The owners of such adverts often place them at bus stops and market places, where a good number of people will see them. The adverts also carry telephone number contacts. It is not unusual that some of the traditional healers or herbalists also advertise in the media for as little as 1,000/-.
This is a healthy business promotion. According to the survey, the herbalists said that the most common complaint is erectile dysfunction, a terrible condition that reduces men to virtually nothing when it comes to manhood. To a lesser extent, they also claim to have effective cure for high blood pressure and diabetes. Some of the traditional healers even claimed to possess medicine for love, money and fortune for job hunters.
A number of interviewees also admitted that often they cast bad spirits from customers who visit them for this particular service. In the print and electronic media, the healers claim to have a cure for infertility and bedwetting, a cause of sorrow among many a woman.
Our survey also established that a patient seeking traditional medicine treatment pays 10,000/- as consultation fee and 35,000/- as minimum fee when looking for erectile dysfunction cure. Treatment aside, when our reporter went further to assess the environment in which the healers administer their medicines, he found that these mostly “took refuge” in the city’s slums where running water is a nightmare and garbage an eyesore. Proper hygiene was highly questionable.
All the same, the interviewees were legal traditional medicine practitioners with valid certificates issued by the Traditional and Alternative Health Practice Council in the Ministry of Health and Social Welfare. We don’t have any quarrel with traditional men and women. Their existence depends on whether or not, people consult them when facing health problems. They would automatically vanish if nobody sought their service.
However, with the increasing needs for a solution to erectile dysfunction in men and infertility in women, chances are that many people may be losing quite a fortune to the medicine men and women. Nobody, except the healers, knows the truth about the dispensed medicine, its composition, efficacy, side effects and such things as date of expiry and actual dosage.
Being on the disadvantage side also means that a patient only pays money to the healer without a slightest hint of the value of the prescribed medicine. For instance, do women really bear children thereafter? Are the men satisfied there is finally a cure? The environment allows such questions because there are no standards and conditions for the healers to adhere to.
Even the council itself seems to have been taken for a ride and has completely forgotten that there is a directive barring traditional healers from advertising their services. Whether there is cure for the set of ailments causing discomfort to a lot of people as claimed by the herbalists, it is up to those who seek their service.

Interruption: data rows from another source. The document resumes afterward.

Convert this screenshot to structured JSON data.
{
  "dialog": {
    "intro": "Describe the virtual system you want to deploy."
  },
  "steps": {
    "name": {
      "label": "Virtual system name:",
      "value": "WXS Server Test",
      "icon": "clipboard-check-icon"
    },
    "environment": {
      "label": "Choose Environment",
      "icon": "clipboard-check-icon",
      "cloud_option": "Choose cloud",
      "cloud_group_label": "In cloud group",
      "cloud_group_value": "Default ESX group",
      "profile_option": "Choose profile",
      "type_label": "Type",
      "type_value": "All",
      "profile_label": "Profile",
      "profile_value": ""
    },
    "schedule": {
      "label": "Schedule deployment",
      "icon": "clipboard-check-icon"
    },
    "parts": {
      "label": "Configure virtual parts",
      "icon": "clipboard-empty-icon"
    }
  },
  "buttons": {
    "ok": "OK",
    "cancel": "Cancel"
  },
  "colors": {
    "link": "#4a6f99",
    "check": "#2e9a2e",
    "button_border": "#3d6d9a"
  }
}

It is, however, the responsibility of the council to make a follow up on the activities of the licenced healers in order to protect desperate people from possible swindlers. Where necessary, if it can be proved that the healers’ services are doubtful, they should be banned altogether.